What this task involves:
Each line of the records below that contains "accent" needs to be copied.

Entries shown:
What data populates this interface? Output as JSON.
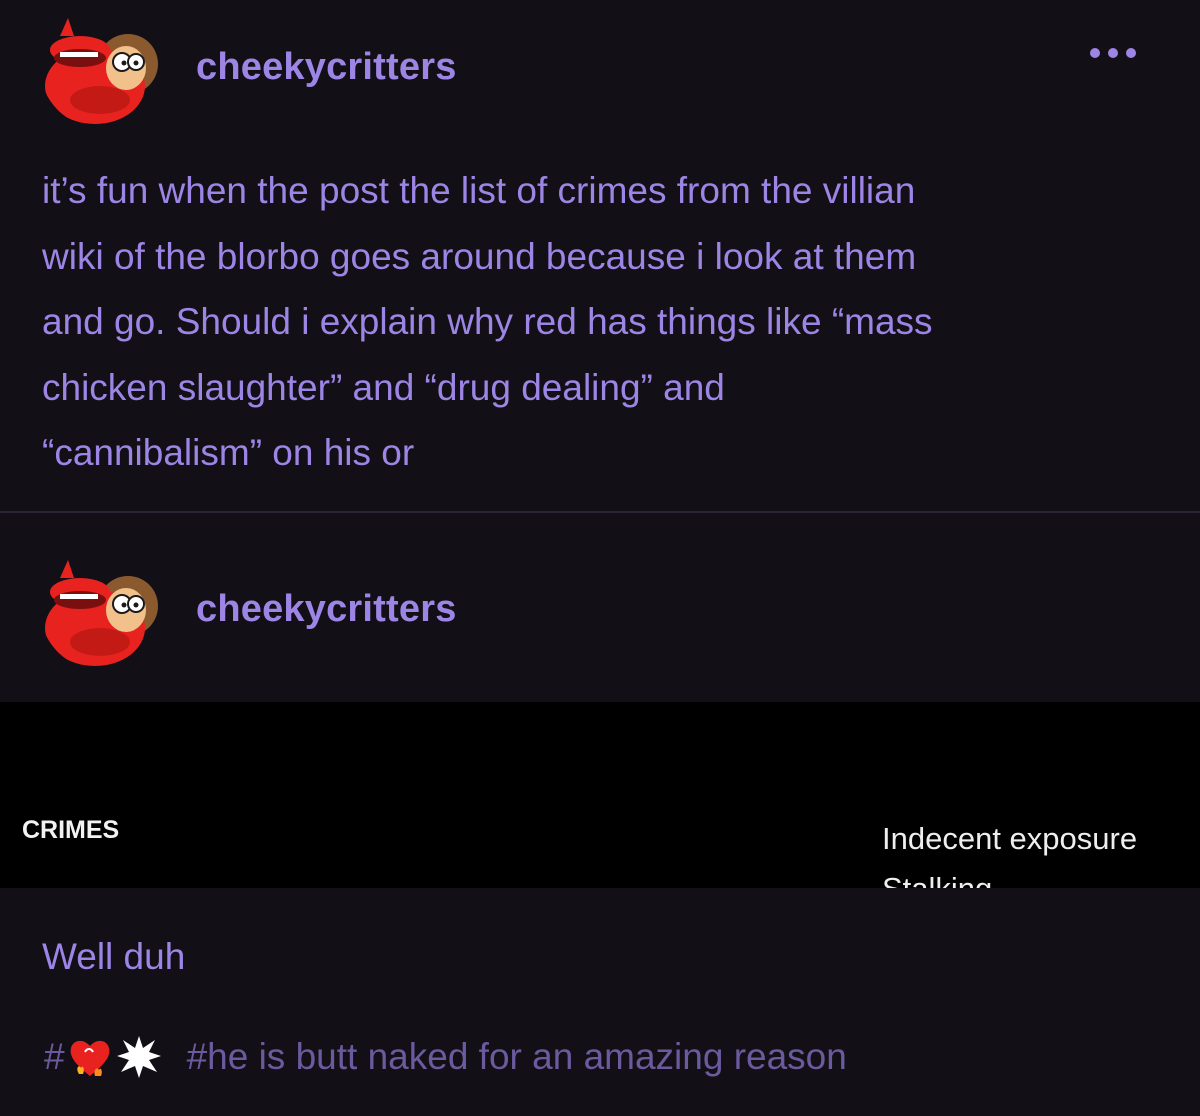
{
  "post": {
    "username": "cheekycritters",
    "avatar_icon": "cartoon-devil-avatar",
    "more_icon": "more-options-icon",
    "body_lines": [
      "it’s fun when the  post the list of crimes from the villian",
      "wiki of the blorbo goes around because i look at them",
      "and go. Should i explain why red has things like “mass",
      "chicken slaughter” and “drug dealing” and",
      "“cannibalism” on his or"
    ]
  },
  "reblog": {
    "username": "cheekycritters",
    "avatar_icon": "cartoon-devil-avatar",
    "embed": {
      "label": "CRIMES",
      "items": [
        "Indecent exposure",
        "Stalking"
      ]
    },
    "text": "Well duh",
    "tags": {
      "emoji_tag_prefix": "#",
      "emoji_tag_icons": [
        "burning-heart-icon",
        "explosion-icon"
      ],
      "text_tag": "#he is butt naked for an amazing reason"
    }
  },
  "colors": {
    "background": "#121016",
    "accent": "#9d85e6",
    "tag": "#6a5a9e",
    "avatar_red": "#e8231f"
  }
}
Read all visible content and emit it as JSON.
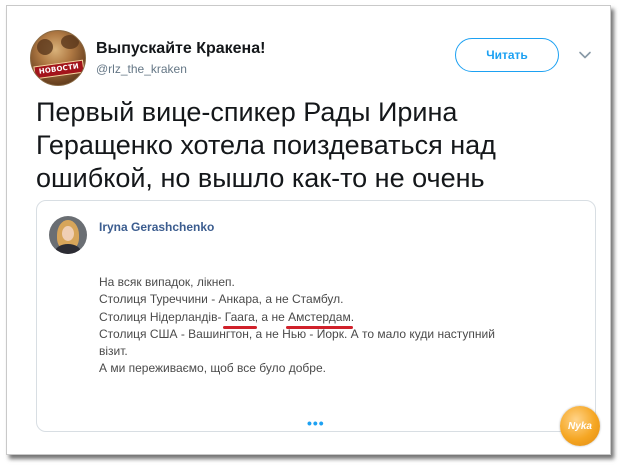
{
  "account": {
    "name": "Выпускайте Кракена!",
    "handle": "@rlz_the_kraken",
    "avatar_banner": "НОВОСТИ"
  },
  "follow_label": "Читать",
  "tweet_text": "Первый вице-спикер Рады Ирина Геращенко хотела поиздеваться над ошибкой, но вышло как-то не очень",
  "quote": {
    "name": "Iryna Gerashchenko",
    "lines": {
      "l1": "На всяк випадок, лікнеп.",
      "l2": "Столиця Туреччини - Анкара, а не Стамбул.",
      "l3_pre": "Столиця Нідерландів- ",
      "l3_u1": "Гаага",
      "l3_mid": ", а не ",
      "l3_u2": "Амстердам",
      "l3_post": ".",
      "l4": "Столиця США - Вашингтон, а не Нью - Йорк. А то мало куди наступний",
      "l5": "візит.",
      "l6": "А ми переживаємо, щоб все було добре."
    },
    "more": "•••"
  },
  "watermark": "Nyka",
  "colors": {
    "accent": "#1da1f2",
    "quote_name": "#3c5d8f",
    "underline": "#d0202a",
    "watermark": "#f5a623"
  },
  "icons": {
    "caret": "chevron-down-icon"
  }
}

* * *

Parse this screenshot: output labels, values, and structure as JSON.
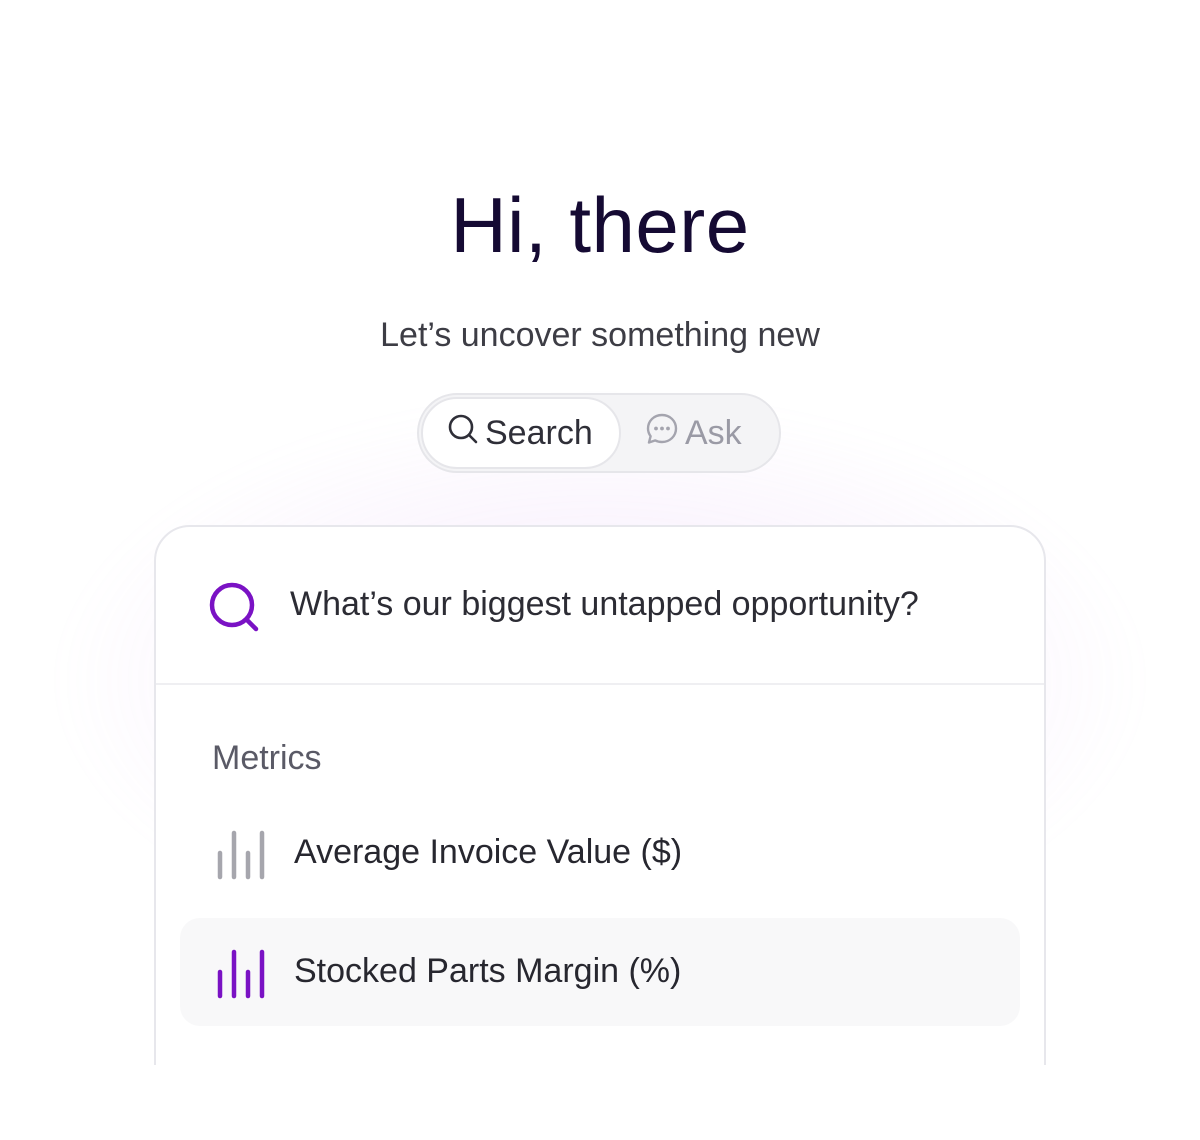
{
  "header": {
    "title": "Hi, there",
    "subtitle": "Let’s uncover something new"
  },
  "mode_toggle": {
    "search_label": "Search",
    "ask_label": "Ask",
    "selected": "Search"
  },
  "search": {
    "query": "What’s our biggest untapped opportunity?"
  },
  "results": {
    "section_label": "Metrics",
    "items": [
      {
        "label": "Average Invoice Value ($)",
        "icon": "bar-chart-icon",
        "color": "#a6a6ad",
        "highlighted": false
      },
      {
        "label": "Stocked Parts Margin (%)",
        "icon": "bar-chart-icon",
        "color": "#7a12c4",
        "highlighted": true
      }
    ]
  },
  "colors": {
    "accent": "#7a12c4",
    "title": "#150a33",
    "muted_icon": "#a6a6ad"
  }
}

Answer space:
    "accent": "#9d85e6",
    "accent": "#1da1f2",
    "accent": "#7a12c4",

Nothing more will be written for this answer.